When I first focused on the study of singles and singlism, I was a tenured full professor at a major university and I thought I would continue to be a full-time academic until the day I retired — which I assumed would be decades into the future. That was in the late 1990s. I never would have guessed that by the year 2000, my planned one-year sabbatical would turn into something else entirely.
I have a 14-year old car. Repairs were becoming increasingly costly, so I finally decided not to sink another penny into my 1997 Corolla, and just look for something newer.

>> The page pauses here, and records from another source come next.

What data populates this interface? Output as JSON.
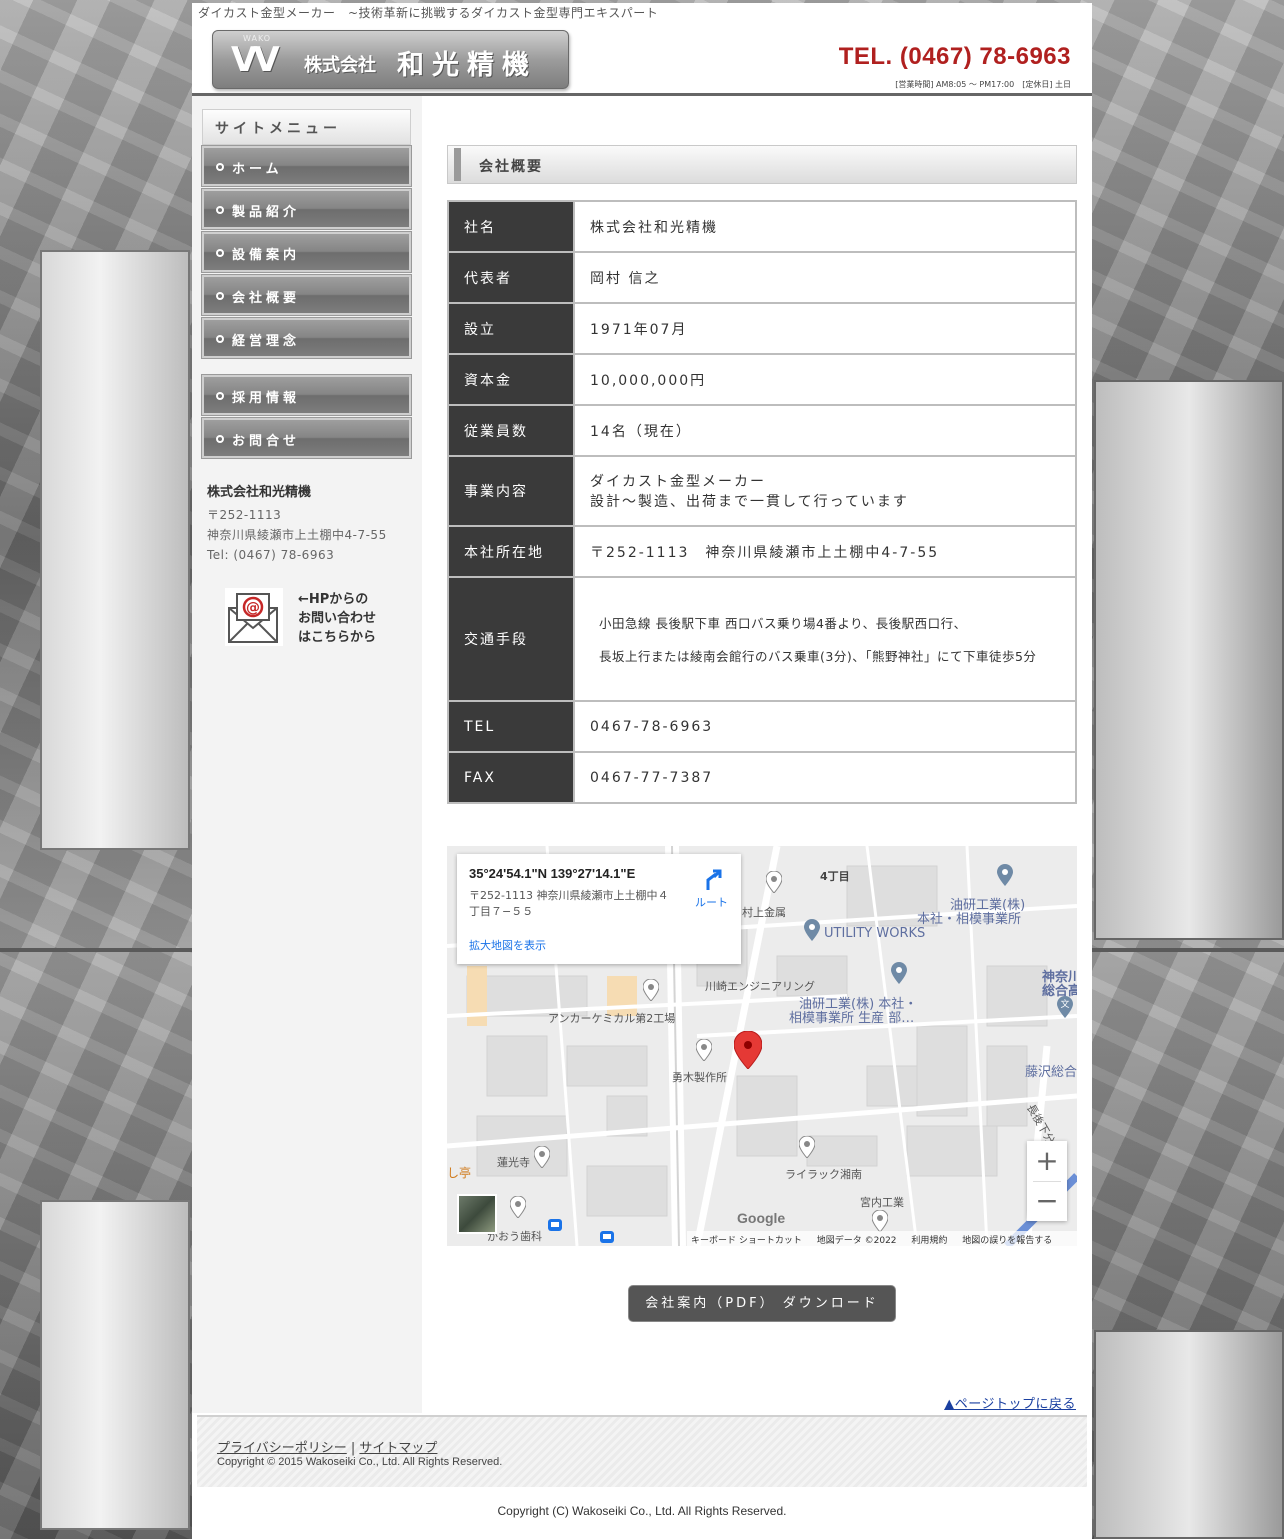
{
  "header": {
    "tagline": "ダイカスト金型メーカー　~技術革新に挑戦するダイカスト金型専門エキスパート",
    "logo_mark": "VV",
    "logo_sub": "WAKO",
    "logo_kabu": "株式会社",
    "logo_name": "和光精機",
    "tel": "TEL. (0467) 78-6963",
    "hours": "[営業時間] AM8:05 ～ PM17:00　[定休日] 土日"
  },
  "sidebar": {
    "menu_title": "サイトメニュー",
    "items": [
      {
        "label": "ホーム"
      },
      {
        "label": "製品紹介"
      },
      {
        "label": "設備案内"
      },
      {
        "label": "会社概要"
      },
      {
        "label": "経営理念"
      },
      {
        "label": "採用情報"
      },
      {
        "label": "お問合せ"
      }
    ],
    "company": {
      "name": "株式会社和光精機",
      "zip": "〒252-1113",
      "address": "神奈川県綾瀬市上土棚中4-7-55",
      "tel": "Tel: (0467) 78-6963"
    },
    "contact": {
      "line1": "←HPからの",
      "line2": "お問い合わせ",
      "line3": "はこちらから"
    }
  },
  "main": {
    "heading": "会社概要",
    "rows": [
      {
        "label": "社名",
        "value": "株式会社和光精機"
      },
      {
        "label": "代表者",
        "value": "岡村 信之"
      },
      {
        "label": "設立",
        "value": "1971年07月"
      },
      {
        "label": "資本金",
        "value": "10,000,000円"
      },
      {
        "label": "従業員数",
        "value": "14名（現在）"
      },
      {
        "label": "事業内容",
        "value": "ダイカスト金型メーカー",
        "value2": "設計～製造、出荷まで一貫して行っています"
      },
      {
        "label": "本社所在地",
        "value": "〒252-1113　神奈川県綾瀬市上土棚中4-7-55"
      },
      {
        "label": "交通手段",
        "value": "小田急線 長後駅下車 西口バス乗り場4番より、長後駅西口行、",
        "value2": "長坂上行または綾南会館行のバス乗車(3分)、「熊野神社」にて下車徒歩5分"
      },
      {
        "label": "TEL",
        "value": "0467-78-6963"
      },
      {
        "label": "FAX",
        "value": "0467-77-7387"
      }
    ],
    "map": {
      "coord": "35°24'54.1\"N 139°27'14.1\"E",
      "address": "〒252-1113 神奈川県綾瀬市上土棚中４丁目７−５５",
      "larger": "拡大地図を表示",
      "route": "ルート",
      "labels": {
        "chome": "4丁目",
        "kamikane": "村上金属",
        "utility": "UTILITY WORKS",
        "yuken1": "油研工業(株)",
        "yuken2": "本社・相模事業所",
        "kawasaki": "川崎エンジニアリング",
        "yuken3": "油研工業(株) 本社・",
        "yuken4": "相模事業所 生産 部…",
        "kanagawa1": "神奈川",
        "kanagawa2": "総合高",
        "anchor": "アンカーケミカル第2工場",
        "yuki": "勇木製作所",
        "fujisawa": "藤沢総合",
        "chogo": "長後下分",
        "renkoji": "蓮光寺",
        "lilac": "ライラック湘南",
        "miyauchi": "宮内工業",
        "dental": "かおう歯科",
        "shitei": "し亭",
        "google": "Google"
      },
      "footer": {
        "keyboard": "キーボード ショートカット",
        "data": "地図データ ©2022",
        "terms": "利用規約",
        "report": "地図の誤りを報告する"
      }
    },
    "pdf_button": "会社案内（PDF） ダウンロード",
    "pagetop": "▲ページトップに戻る"
  },
  "footer": {
    "privacy": "プライバシーポリシー",
    "sep": "|",
    "sitemap": "サイトマップ",
    "copyright1": "Copyright © 2015 Wakoseiki Co., Ltd. All Rights Reserved.",
    "copyright2": "Copyright (C) Wakoseiki Co., Ltd. All Rights Reserved."
  }
}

In my writing about singles, I’ve often pointed to the big ways that singles are targets of discrimination. Singles are discriminated against in the housing market, in ways that are blatant and yet not recognized as wrong. They pay more than their share in taxes. Single men are paid less than comparably-accomplished married men, and both single men and single women have less access to benefits such as health insurance. That’s unequal compensation for the same work. There are more than 1,000 federal laws that benefit married people. And that’s just the beginning. (Other examples are in Chapter 12 of Singled Out.)
Nightline just ran a segment on a serial killer who was horrifying even by serial killer standards. Russell Williams would tie up his victims, then beat and rape them for hours before killing them. The story had sensationalism (in addition to all of the horrible violence he perpetrated, Williams also liked to dress up in his female victims’ clothes) and the double-life theme –he had a distinguished military record.

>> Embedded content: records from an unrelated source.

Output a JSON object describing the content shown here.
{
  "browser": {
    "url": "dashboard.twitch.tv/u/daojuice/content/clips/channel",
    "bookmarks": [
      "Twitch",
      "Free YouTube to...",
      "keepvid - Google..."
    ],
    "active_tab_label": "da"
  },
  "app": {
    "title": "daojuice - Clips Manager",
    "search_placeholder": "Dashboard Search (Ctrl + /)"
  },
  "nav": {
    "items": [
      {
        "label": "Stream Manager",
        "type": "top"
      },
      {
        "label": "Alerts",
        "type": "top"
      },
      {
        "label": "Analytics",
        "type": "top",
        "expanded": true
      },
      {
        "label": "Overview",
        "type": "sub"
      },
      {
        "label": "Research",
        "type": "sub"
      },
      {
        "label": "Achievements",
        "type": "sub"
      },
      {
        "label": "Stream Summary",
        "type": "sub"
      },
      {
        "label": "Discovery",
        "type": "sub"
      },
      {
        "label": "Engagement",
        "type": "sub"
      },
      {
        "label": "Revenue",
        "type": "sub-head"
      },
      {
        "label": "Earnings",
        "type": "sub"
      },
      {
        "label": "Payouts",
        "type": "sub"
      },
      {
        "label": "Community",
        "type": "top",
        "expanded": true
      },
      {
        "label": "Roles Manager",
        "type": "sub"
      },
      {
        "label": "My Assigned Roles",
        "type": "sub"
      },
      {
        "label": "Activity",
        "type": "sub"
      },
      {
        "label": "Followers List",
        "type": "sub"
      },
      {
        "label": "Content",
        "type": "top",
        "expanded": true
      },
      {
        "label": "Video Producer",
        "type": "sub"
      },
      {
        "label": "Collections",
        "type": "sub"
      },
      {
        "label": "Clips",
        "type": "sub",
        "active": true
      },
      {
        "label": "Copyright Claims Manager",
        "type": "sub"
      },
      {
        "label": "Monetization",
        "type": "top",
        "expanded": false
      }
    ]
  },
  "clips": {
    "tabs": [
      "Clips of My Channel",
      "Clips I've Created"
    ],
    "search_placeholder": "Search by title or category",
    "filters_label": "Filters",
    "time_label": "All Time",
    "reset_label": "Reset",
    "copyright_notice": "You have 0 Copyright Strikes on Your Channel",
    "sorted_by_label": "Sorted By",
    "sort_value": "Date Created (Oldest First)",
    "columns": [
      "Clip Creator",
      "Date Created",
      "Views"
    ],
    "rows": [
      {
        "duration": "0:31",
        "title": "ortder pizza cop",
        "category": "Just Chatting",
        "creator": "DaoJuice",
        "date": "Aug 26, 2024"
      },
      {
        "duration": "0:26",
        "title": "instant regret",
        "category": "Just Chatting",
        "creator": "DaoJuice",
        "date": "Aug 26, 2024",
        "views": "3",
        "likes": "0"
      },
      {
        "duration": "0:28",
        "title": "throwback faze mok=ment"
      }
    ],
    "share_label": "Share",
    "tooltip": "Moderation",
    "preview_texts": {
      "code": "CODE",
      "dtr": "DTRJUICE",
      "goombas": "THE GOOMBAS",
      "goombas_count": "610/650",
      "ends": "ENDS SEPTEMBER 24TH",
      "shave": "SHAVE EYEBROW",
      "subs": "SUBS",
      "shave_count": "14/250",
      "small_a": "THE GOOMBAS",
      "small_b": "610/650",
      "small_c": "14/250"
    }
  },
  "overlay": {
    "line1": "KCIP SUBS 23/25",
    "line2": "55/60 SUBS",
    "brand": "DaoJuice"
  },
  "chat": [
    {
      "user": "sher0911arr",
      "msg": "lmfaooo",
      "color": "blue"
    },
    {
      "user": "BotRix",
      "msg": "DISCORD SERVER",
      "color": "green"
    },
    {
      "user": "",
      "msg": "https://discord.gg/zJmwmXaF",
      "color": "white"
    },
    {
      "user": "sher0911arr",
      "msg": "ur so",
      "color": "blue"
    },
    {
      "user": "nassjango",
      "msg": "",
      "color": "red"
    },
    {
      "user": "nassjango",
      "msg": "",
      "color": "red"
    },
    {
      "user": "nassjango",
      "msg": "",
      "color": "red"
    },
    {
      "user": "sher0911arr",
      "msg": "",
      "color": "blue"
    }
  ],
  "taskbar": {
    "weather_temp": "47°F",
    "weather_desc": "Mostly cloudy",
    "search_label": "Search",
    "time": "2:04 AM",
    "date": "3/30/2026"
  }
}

At a campaign rally a few days ago, South Carolina Republican Senator Jim DeMint proclaimed that single women who are sleeping with their boyfriend should be banned from classroom teaching. It is a position he has been championing since at least 2004.